Retype the listing exactly, with no images.

### PROVIDED ENTRIES
· · ·

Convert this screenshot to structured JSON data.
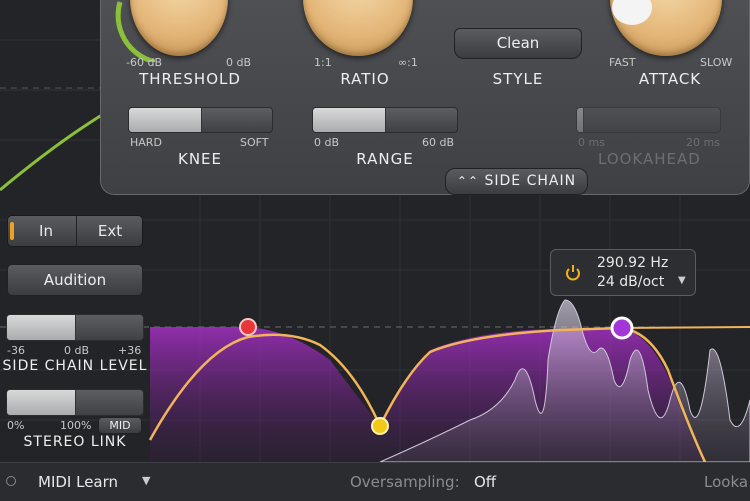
{
  "dynamics": {
    "threshold": {
      "label": "THRESHOLD",
      "min": "-60 dB",
      "max": "0 dB"
    },
    "ratio": {
      "label": "RATIO",
      "min": "1:1",
      "max": "∞:1"
    },
    "style": {
      "label": "STYLE",
      "value": "Clean"
    },
    "attack": {
      "label": "ATTACK",
      "min": "FAST",
      "max": "SLOW"
    },
    "knee": {
      "label": "KNEE",
      "min": "HARD",
      "max": "SOFT",
      "level": 0.5
    },
    "range": {
      "label": "RANGE",
      "min": "0 dB",
      "max": "60 dB",
      "level": 0.5
    },
    "lookahead": {
      "label": "LOOKAHEAD",
      "min": "0 ms",
      "max": "20 ms",
      "level": 0.0
    }
  },
  "side_chain_toggle": "SIDE CHAIN",
  "side_chain": {
    "in_label": "In",
    "ext_label": "Ext",
    "audition_label": "Audition",
    "level": {
      "label": "SIDE CHAIN LEVEL",
      "min": "-36",
      "mid": "0 dB",
      "max": "+36",
      "level": 0.5
    },
    "stereo_link": {
      "label": "STEREO LINK",
      "min": "0%",
      "max": "100%",
      "mid_button": "MID",
      "level": 0.5
    }
  },
  "filter_tooltip": {
    "frequency": "290.92 Hz",
    "slope": "24 dB/oct"
  },
  "bottom_bar": {
    "midi_learn": "MIDI Learn",
    "oversampling_label": "Oversampling:",
    "oversampling_value": "Off",
    "lookahead_cut": "Looka"
  },
  "colors": {
    "accent": "#f0a84a",
    "purple": "#b42fd0",
    "green": "#8cbf3a",
    "knob": "#e3b577"
  }
}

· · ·

### REPLY TO THE EXERCISE
Convert this screenshot to structured JSON data.
{
  "dynamics": {
    "threshold": {
      "label": "THRESHOLD",
      "min": "-60 dB",
      "max": "0 dB"
    },
    "ratio": {
      "label": "RATIO",
      "min": "1:1",
      "max": "∞:1"
    },
    "style": {
      "label": "STYLE",
      "value": "Clean"
    },
    "attack": {
      "label": "ATTACK",
      "min": "FAST",
      "max": "SLOW"
    },
    "knee": {
      "label": "KNEE",
      "min": "HARD",
      "max": "SOFT",
      "level": 0.5
    },
    "range": {
      "label": "RANGE",
      "min": "0 dB",
      "max": "60 dB",
      "level": 0.5
    },
    "lookahead": {
      "label": "LOOKAHEAD",
      "min": "0 ms",
      "max": "20 ms",
      "level": 0.0
    }
  },
  "side_chain_toggle": "SIDE CHAIN",
  "side_chain": {
    "in_label": "In",
    "ext_label": "Ext",
    "audition_label": "Audition",
    "level": {
      "label": "SIDE CHAIN LEVEL",
      "min": "-36",
      "mid": "0 dB",
      "max": "+36",
      "level": 0.5
    },
    "stereo_link": {
      "label": "STEREO LINK",
      "min": "0%",
      "max": "100%",
      "mid_button": "MID",
      "level": 0.5
    }
  },
  "filter_tooltip": {
    "frequency": "290.92 Hz",
    "slope": "24 dB/oct"
  },
  "bottom_bar": {
    "midi_learn": "MIDI Learn",
    "oversampling_label": "Oversampling:",
    "oversampling_value": "Off",
    "lookahead_cut": "Looka"
  },
  "colors": {
    "accent": "#f0a84a",
    "purple": "#b42fd0",
    "green": "#8cbf3a",
    "knob": "#e3b577"
  }
}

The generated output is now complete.